Legislation could be widened to encompass additional protected characteristics. However, in my view, given the ever changing, fast paced world in which we live, I don’t believe that legislation would be able to keep up with an increasing list of prejudices society continues to throw at it. For instance, it is easy to imagine the next generation entering the workplace to be met with prejudices based on which iPhone they have, or whether they are using the latest social media site!
Culture of the business
In my opinion, rather than relying on the Government, and what would undoubtedly lead to complex legislation, the answer lies in the culture of the business.
The OED defines banter as “the playful and friendly exchange of teasing remarks”, and for me, this definition answers many of the questions.

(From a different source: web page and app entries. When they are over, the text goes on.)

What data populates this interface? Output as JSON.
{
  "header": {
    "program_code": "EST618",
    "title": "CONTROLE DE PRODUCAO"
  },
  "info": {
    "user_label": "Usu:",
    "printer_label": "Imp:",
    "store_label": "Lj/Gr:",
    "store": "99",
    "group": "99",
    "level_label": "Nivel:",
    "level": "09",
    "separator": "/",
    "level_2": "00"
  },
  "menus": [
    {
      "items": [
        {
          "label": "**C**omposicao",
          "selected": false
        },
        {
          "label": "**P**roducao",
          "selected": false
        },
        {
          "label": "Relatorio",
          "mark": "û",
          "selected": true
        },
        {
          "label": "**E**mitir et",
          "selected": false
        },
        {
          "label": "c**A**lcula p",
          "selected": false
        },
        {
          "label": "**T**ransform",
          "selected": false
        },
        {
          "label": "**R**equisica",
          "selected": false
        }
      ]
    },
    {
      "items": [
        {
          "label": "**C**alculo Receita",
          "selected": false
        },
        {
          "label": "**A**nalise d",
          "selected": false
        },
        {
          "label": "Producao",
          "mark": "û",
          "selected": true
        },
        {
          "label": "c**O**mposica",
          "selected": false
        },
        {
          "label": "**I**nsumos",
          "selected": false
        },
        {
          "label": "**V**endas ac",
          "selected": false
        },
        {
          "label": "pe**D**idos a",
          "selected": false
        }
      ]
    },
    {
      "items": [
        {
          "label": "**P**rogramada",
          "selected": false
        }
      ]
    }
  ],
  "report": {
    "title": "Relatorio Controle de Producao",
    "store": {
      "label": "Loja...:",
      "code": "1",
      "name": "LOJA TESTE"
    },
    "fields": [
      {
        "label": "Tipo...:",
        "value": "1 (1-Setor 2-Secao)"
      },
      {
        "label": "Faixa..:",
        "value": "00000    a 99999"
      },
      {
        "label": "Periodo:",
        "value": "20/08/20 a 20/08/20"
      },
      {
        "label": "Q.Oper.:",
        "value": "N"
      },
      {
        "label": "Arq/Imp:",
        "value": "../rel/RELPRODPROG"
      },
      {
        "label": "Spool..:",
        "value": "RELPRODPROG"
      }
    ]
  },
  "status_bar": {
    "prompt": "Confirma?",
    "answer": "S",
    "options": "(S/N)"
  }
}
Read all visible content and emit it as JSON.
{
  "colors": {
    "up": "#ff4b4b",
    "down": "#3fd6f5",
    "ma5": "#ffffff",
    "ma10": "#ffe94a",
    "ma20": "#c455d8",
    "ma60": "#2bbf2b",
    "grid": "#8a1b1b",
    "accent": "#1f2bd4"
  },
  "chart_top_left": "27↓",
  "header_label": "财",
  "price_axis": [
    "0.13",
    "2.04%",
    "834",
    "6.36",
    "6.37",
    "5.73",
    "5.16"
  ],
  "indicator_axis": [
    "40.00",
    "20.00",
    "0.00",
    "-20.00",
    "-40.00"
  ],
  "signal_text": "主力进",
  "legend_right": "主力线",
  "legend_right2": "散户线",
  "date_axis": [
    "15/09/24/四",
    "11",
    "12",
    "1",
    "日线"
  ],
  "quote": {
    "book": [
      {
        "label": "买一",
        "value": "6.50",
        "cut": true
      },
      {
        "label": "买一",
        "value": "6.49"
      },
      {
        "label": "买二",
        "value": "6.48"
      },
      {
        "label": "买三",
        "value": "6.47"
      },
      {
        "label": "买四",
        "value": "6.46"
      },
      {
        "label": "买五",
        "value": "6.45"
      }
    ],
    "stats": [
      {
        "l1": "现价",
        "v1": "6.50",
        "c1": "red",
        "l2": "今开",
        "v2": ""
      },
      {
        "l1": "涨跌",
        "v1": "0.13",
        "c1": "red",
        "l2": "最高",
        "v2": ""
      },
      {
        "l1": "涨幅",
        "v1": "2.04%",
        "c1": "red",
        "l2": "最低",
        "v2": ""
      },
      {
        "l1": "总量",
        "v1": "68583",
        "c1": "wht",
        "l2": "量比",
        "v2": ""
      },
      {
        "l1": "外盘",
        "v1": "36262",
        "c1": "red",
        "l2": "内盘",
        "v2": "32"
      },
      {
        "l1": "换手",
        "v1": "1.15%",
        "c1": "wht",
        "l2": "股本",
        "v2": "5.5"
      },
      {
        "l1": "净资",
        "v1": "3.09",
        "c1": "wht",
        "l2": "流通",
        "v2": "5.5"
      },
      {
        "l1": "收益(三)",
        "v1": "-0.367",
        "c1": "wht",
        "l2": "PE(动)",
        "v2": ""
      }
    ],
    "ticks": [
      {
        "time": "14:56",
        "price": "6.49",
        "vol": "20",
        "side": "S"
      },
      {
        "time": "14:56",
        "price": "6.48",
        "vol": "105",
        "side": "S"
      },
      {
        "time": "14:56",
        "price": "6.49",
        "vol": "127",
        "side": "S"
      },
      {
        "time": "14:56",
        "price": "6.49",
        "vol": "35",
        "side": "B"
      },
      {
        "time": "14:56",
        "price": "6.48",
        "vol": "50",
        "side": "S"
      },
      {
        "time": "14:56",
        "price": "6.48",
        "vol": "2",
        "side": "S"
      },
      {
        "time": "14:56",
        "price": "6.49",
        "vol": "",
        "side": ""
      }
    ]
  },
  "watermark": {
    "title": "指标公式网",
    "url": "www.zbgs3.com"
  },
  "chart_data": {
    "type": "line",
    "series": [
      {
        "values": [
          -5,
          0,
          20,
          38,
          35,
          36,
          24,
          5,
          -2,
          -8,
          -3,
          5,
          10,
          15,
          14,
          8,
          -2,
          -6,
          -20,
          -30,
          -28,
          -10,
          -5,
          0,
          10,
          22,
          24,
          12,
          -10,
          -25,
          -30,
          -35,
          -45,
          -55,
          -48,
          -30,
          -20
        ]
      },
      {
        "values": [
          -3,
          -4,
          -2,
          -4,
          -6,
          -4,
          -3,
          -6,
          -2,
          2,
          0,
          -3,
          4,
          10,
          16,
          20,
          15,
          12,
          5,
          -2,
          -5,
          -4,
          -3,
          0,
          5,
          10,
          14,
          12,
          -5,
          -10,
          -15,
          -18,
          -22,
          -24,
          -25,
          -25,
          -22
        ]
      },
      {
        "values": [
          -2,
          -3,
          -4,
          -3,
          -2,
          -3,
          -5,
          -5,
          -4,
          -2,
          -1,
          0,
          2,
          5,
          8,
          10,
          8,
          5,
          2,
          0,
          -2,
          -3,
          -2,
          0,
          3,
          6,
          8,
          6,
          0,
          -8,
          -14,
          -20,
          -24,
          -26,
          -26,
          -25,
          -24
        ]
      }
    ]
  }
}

For an employer, while I appreciate it may be easier said than done, the holy grail should be about creating a culture of kindness, empathy, respect and dignity in the workplace where “the playful and friendly exchange of teasing remarks” is not only accepted but is welcome. It should not be about having a zero-tolerance approach to banter, which while minimising claims, results in a sterile working environment devoid of all humour, laughter and friendships.
What can employers do?
While many employers believe they have ticked this box because ‘we have a policy to cover that’, a policy which doesn’t accurately reflect the reality of the workplace, is not widely known or put into practice, and is never reviewed, is, from a legal and practical perspective, pretty much worthless (whether in terms of creating the right culture or defending claims). So how do we help employer clients to create this much aspired to workplace culture? In my view employers should be looking:
to conduct appropriate training with managers to ensure they understand and abide by the employer’s culture and policies;
to lead from the top – ensuring senior level management set an example;
to address problems as and when they arise rather than waiting for set meeting times or one to ones – burying your head in the sand will usually only exacerbate the problem;
to establish appropriate channels (perhaps by having an open-door policy) so that employees feel able to raise concerns, which they know will be addressed appropriately, without fear of victimisation;
to have a consistent approach to bullying, harassment and discrimination which is applied across the workforce, without exception; and
(where applicable) to have a consistent approach to sanctions.
If an employer is going to tackle the enormous task of ensuring that a group of people who spend most of their working week together, but come from radically different backgrounds, may not ordinarily choose to spend time together (and quite frankly, might not even like each other), not only get along, but are able to work together in what can be a stressful and competitive environment, it is going to require a company-wide approach, time and devotion. A piece of paper pinned to a notice board promising to treat each other with respect and dignity isn’t going to cut it!
However, the holy grail is possible, and when the company gets there, it will usually be rewarded not only with fewer claims and grievances, but with a happier, more motivated, loyal and productive workforce, where concerns about which gifts are exchanged during Secret Santa become a thing of the distant past.